— Aim of the task —
Every entry should be duplicated verbatim, and no picture may appear in the copy.
=======
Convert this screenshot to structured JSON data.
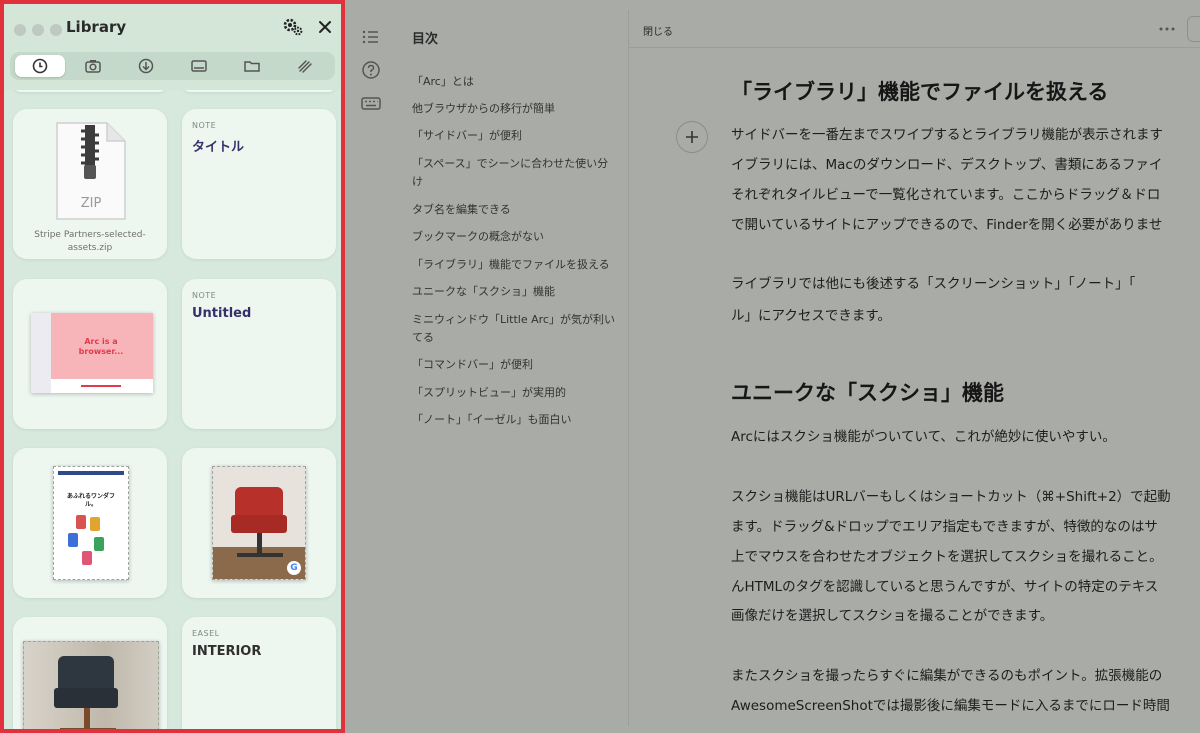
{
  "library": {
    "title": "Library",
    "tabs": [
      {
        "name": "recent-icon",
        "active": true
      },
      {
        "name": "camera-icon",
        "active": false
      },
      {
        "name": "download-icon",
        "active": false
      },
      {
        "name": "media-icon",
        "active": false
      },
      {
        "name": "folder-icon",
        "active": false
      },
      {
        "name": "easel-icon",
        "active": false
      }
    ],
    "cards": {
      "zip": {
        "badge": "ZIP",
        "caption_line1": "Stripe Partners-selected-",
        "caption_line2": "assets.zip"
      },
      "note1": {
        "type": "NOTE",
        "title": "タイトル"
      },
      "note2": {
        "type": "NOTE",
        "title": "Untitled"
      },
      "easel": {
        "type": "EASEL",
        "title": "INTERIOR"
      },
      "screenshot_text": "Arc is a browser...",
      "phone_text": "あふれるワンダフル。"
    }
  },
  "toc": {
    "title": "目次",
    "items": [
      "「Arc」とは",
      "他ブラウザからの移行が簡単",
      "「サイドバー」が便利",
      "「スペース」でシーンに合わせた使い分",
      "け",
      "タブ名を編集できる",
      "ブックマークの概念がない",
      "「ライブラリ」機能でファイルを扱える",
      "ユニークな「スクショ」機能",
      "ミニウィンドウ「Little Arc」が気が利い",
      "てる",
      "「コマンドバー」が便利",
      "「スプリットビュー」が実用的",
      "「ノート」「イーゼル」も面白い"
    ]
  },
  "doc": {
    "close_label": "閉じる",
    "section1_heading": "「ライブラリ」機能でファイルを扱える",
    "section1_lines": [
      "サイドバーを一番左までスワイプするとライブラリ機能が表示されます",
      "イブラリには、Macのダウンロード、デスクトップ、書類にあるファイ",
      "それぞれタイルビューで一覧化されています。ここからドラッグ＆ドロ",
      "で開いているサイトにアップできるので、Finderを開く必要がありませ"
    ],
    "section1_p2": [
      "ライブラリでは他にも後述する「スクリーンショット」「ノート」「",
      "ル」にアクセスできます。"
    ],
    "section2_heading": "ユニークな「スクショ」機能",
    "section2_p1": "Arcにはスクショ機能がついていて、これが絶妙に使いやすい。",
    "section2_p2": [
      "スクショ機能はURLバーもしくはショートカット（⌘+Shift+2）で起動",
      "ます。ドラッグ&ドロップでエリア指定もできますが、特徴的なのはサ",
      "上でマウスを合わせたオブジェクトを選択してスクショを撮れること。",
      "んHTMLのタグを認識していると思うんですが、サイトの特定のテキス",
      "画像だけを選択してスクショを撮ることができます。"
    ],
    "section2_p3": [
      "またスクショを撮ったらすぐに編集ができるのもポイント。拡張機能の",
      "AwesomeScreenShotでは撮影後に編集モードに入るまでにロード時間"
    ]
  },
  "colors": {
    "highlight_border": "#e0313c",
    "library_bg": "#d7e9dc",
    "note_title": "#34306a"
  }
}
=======
— Reply —
Convert this screenshot to structured JSON data.
{
  "library": {
    "title": "Library",
    "tabs": [
      {
        "name": "recent-icon",
        "active": true
      },
      {
        "name": "camera-icon",
        "active": false
      },
      {
        "name": "download-icon",
        "active": false
      },
      {
        "name": "media-icon",
        "active": false
      },
      {
        "name": "folder-icon",
        "active": false
      },
      {
        "name": "easel-icon",
        "active": false
      }
    ],
    "cards": {
      "zip": {
        "badge": "ZIP",
        "caption_line1": "Stripe Partners-selected-",
        "caption_line2": "assets.zip"
      },
      "note1": {
        "type": "NOTE",
        "title": "タイトル"
      },
      "note2": {
        "type": "NOTE",
        "title": "Untitled"
      },
      "easel": {
        "type": "EASEL",
        "title": "INTERIOR"
      },
      "screenshot_text": "Arc is a browser...",
      "phone_text": "あふれるワンダフル。"
    }
  },
  "toc": {
    "title": "目次",
    "items": [
      "「Arc」とは",
      "他ブラウザからの移行が簡単",
      "「サイドバー」が便利",
      "「スペース」でシーンに合わせた使い分",
      "け",
      "タブ名を編集できる",
      "ブックマークの概念がない",
      "「ライブラリ」機能でファイルを扱える",
      "ユニークな「スクショ」機能",
      "ミニウィンドウ「Little Arc」が気が利い",
      "てる",
      "「コマンドバー」が便利",
      "「スプリットビュー」が実用的",
      "「ノート」「イーゼル」も面白い"
    ]
  },
  "doc": {
    "close_label": "閉じる",
    "section1_heading": "「ライブラリ」機能でファイルを扱える",
    "section1_lines": [
      "サイドバーを一番左までスワイプするとライブラリ機能が表示されます",
      "イブラリには、Macのダウンロード、デスクトップ、書類にあるファイ",
      "それぞれタイルビューで一覧化されています。ここからドラッグ＆ドロ",
      "で開いているサイトにアップできるので、Finderを開く必要がありませ"
    ],
    "section1_p2": [
      "ライブラリでは他にも後述する「スクリーンショット」「ノート」「",
      "ル」にアクセスできます。"
    ],
    "section2_heading": "ユニークな「スクショ」機能",
    "section2_p1": "Arcにはスクショ機能がついていて、これが絶妙に使いやすい。",
    "section2_p2": [
      "スクショ機能はURLバーもしくはショートカット（⌘+Shift+2）で起動",
      "ます。ドラッグ&ドロップでエリア指定もできますが、特徴的なのはサ",
      "上でマウスを合わせたオブジェクトを選択してスクショを撮れること。",
      "んHTMLのタグを認識していると思うんですが、サイトの特定のテキス",
      "画像だけを選択してスクショを撮ることができます。"
    ],
    "section2_p3": [
      "またスクショを撮ったらすぐに編集ができるのもポイント。拡張機能の",
      "AwesomeScreenShotでは撮影後に編集モードに入るまでにロード時間"
    ]
  },
  "colors": {
    "highlight_border": "#e0313c",
    "library_bg": "#d7e9dc",
    "note_title": "#34306a"
  }
}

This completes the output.